I’ve talked about the claimed divergence in the creation account. Since there aren’t any chapter or verse breaks in the original text, this one has always struck me as an odd claim. The story is consistent from chapter 1 through chapter 3. First, we have a global creation, in chapter 1. It’s sequential, and uses a vocabulary consistent with a global scale. Then we zoom in on a particular day, in a particular region. In the section of text we regard as Genesis 2, there are specific place names — something lacking from chapter 1 — which indicate that we are dealing with a specific geographic region. Likewise, the word which is used for ‘earth’ is ‘erets,’ which is translated much more commonly as ‘land,’ and refers to a particular geographic region rather than the whole earth (more on the details of vocabulary used here). So again, chapter 1 is a global scope of creation, chapter 2 is a much more in depth look at the creation of mankind. This is not contradictory at all. For more on the Genesis account, read here.
On the nature of slavery in the Scriptures, read here. A brief summary is that slavery in the Bible was wildly divergent than the Western image the term invokes. There was not the same kidnapping and forced labor of the 17th century slave trade (the Bible actually says that people who do that are to be killed [Exodus 21:16]). Slavery afforded people with a place to stay and food to eat in exchange for labor. It was a type of servitude, and it was far better than languishing in poverty without work. The rules in the Bible about slavery were specifically to protect slaves from being taken advantage of, injured, or abused. Again, it’s not contradictory for the Bible to have rules regarding how slaves should be treated, and also have passages enjoining that the enslaved go free.
On stealing, let’s briefly say that stealing differs wildly from taking the reparations that the Israelites took on their way out of Egypt. What God gave to them was their rightful wage for the hundreds of years of forced labor and slavery much more consistent with the Western image. On Jesus ‘stealing’ a donkey, read here.

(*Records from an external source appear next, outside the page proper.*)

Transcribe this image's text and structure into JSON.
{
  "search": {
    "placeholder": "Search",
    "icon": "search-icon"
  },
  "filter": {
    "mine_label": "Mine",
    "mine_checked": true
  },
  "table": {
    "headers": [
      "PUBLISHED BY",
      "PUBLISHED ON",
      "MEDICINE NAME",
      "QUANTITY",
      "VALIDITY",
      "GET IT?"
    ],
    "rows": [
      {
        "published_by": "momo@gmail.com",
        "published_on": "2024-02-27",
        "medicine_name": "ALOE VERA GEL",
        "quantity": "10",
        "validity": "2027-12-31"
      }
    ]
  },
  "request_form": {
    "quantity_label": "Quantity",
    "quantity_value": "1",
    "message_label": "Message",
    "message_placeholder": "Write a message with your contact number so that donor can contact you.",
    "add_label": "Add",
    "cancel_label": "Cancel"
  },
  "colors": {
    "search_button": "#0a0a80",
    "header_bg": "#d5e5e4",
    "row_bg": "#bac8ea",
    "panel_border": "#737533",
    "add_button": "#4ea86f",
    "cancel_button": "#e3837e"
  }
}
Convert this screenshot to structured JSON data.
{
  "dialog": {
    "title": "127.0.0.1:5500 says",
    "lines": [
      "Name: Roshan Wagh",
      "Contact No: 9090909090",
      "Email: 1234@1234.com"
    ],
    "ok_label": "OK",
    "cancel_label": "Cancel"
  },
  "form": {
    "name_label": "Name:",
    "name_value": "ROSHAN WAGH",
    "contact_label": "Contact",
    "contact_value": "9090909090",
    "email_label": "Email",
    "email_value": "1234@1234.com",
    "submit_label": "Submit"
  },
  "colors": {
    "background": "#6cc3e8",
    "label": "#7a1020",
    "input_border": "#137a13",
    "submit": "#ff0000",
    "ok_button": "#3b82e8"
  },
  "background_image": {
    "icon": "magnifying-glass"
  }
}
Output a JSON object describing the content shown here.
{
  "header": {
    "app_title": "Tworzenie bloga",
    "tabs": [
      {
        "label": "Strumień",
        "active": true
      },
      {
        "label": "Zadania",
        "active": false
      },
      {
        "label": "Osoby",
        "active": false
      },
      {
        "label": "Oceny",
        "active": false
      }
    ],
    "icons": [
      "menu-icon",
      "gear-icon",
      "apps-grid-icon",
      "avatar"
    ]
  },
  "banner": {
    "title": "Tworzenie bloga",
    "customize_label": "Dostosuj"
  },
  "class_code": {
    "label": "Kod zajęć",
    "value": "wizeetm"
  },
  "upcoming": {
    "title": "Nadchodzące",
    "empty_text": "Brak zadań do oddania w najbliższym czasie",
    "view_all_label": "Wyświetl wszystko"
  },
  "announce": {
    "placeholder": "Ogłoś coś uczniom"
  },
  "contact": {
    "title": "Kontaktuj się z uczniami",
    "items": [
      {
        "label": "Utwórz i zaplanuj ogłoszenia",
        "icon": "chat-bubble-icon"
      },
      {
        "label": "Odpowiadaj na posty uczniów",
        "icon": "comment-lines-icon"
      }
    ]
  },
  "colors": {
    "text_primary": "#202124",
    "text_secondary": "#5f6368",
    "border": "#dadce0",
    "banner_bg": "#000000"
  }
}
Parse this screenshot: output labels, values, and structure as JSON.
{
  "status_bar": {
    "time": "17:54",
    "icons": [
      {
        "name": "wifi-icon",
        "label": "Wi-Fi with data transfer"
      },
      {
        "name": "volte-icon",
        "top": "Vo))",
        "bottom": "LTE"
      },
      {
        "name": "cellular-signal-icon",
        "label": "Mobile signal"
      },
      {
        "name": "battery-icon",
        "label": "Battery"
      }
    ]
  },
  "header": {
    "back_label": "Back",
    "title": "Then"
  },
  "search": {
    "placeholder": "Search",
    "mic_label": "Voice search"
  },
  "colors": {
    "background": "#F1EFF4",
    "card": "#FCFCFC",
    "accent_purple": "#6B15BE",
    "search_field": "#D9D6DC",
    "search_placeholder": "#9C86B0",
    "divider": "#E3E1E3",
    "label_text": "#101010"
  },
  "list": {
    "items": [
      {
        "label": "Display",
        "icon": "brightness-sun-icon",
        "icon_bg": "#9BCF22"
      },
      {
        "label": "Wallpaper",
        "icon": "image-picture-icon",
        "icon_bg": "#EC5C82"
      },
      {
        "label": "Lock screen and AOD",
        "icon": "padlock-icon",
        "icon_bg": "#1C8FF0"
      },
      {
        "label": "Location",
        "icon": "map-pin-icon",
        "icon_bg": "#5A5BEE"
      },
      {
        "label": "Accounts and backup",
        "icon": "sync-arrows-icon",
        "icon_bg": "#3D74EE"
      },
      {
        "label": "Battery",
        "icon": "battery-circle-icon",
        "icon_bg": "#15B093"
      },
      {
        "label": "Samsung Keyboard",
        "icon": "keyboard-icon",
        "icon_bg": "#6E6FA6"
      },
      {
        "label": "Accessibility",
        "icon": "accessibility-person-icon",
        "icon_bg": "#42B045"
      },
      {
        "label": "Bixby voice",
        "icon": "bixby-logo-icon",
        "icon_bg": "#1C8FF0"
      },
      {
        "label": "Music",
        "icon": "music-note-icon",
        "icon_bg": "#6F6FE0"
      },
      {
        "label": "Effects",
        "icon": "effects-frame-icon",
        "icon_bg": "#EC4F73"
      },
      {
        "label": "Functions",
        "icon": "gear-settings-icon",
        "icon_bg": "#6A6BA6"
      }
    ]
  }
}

We can keep going, but for the sake of brevity, I’d like to sum up the main categories of ‘contradiction’ and how to avoid finding contradictions that aren’t there.
Non-factual statements probably come from bad information. The ‘eunuch’ is the perfect example in this case. How do we cure this? Get good information! If someone says that such-and-such is in the Bible, we should be careful to check that it actually is, rather than simply taking their word for it.
Statements taken out of context constitute a large majority of ‘contradictions.’ The David/Saul whodunit from our link is a prime model. We fix this by reading the passages in context. By simply putting those verses back where they came from, we see the ‘contradiction’ melt away.
Ignorance of rhetorical devices or culture would be my final category. This includes things like claiming that ‘Jesus stole a donkey!’ or ‘Jesus rose on the third day which contradicts what He said He would do!’ (For more on the harmony of the resurrection accounts, read here.)
So there is a very brief look at some of the ‘contradictions’ that are supposedly in the Bible. I hope this helps you, dear reader. The Scriptures are complex and variegated, but the one thing they are not is contradictory. The principles I’ve tried to demonstrate here are enough for you to dispatch the rest of the list on your own. Feel free to comment below with your results! I’d love to read what you’ve done, or help you work through any that are particularly interesting.